Since the beginning of March, the Finnish government has adopted a phased approached to restraining social contact as a means to break the chain of virus spread. The Telia data will prove useful to test the effectiveness of the most recently policy to put under strict control the transport connection between Uusimaa, the region in south Finland where the capital area is located and where the COVID-19 cases are most concentrated, and the rest of the country.
So far Finland has coped better than her Nordic neighbours. The total number of 28 deaths, at the time of writing, puts the mortality rate per million population at 5, compared with 9 in Norway and 29 in Denmark, both of which have much stricter lockdowns in place for longer. The highest mortality rate per million population among the Nordic countries is seen in Sweden at 36.

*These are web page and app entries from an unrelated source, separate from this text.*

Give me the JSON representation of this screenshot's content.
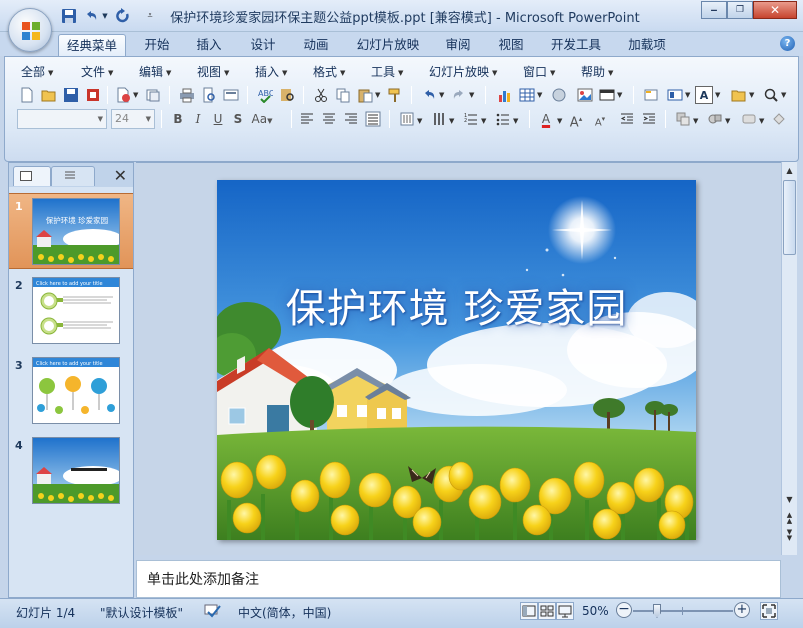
{
  "window": {
    "title": "保护环境珍爱家园环保主题公益ppt模板.ppt [兼容模式] - Microsoft PowerPoint"
  },
  "ribbon_tabs": [
    {
      "label": "经典菜单",
      "active": true
    },
    {
      "label": "开始"
    },
    {
      "label": "插入"
    },
    {
      "label": "设计"
    },
    {
      "label": "动画"
    },
    {
      "label": "幻灯片放映"
    },
    {
      "label": "审阅"
    },
    {
      "label": "视图"
    },
    {
      "label": "开发工具"
    },
    {
      "label": "加载项"
    }
  ],
  "menus": [
    "全部",
    "文件",
    "编辑",
    "视图",
    "插入",
    "格式",
    "工具",
    "幻灯片放映",
    "窗口",
    "帮助"
  ],
  "font_size": "24",
  "slides": [
    {
      "number": "1",
      "selected": true,
      "thumb_title": "保护环境  珍爱家园"
    },
    {
      "number": "2",
      "thumb_header": "Click here to add your title"
    },
    {
      "number": "3",
      "thumb_header": "Click here to add your title"
    },
    {
      "number": "4"
    }
  ],
  "slide": {
    "title": "保护环境  珍爱家园"
  },
  "notes": {
    "placeholder": "单击此处添加备注"
  },
  "status": {
    "slide_info": "幻灯片 1/4",
    "theme": "\"默认设计模板\"",
    "language": "中文(简体，中国)",
    "zoom": "50%"
  },
  "colors": {
    "ribbon_bg": "#dce8f6",
    "selected_thumb": "#e8a06a",
    "sky": "#2f86d8",
    "grass": "#4f9a2a",
    "tulip": "#f5d21c"
  }
}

Meanwhile it is apparent that the onslaught of COVID-19 and the government policies to lock down social life, has made the small- and medium-sized enterprises (SMEs) particularly vulnerable. This is bad news for countries like Finland where there are only a small number of big, multinational enterprises while over 90% of all the registered companies employ fewer than 10 people.
To help these small business survive, Telia Finland started giving away their national advertising space in Finland, including ad minutes on national television as well as ad space in big newspapers, social media, and online, which would be beyond the financial means of most of these small businesses. Telia aims to help 100 selected companies each week when the campaign is running, including local restaurants, car repair shops, craftsmen, and others. The campaign started in the last week of March.
“We believe that those who can help, should help. This situation affects us all. As a responsible company we want to do our part to ensure that businesses and people in Finland are able to get through this devastating situation,” said Jari Rapo, Vice President and the Head of Enterprise Business at Telia Finland. “As a big ICT and media corporation we have the possibility to offer our platforms and channels to those in need. Situations like this usually force businesses to cut costs from marketing and this is where we can offer our helping hand.”
Telia is calling on other big enterprises to join them in the endeavour to help save the SMEs in the biggest crisis the country’s economy has seen since the early 1990s, when Finland’s biggest trading partner, the Soviet Union, collapsed.
“We try to help as many companies as possible but we cannot do this alone. We believe that by working together and leading with an example we can help hundreds of small businesses stay afloat,” said Kaisa Pajari, Senior Communications Advisor of Enterprise Business at Telia Finland. “This is why we invite other big companies to join our cause by offering their expertise and platforms to those in need. It is not only Finland where small businesses are affected and we hope our example leads to a global movement. Big companies for example offer their advertising space or digital services.”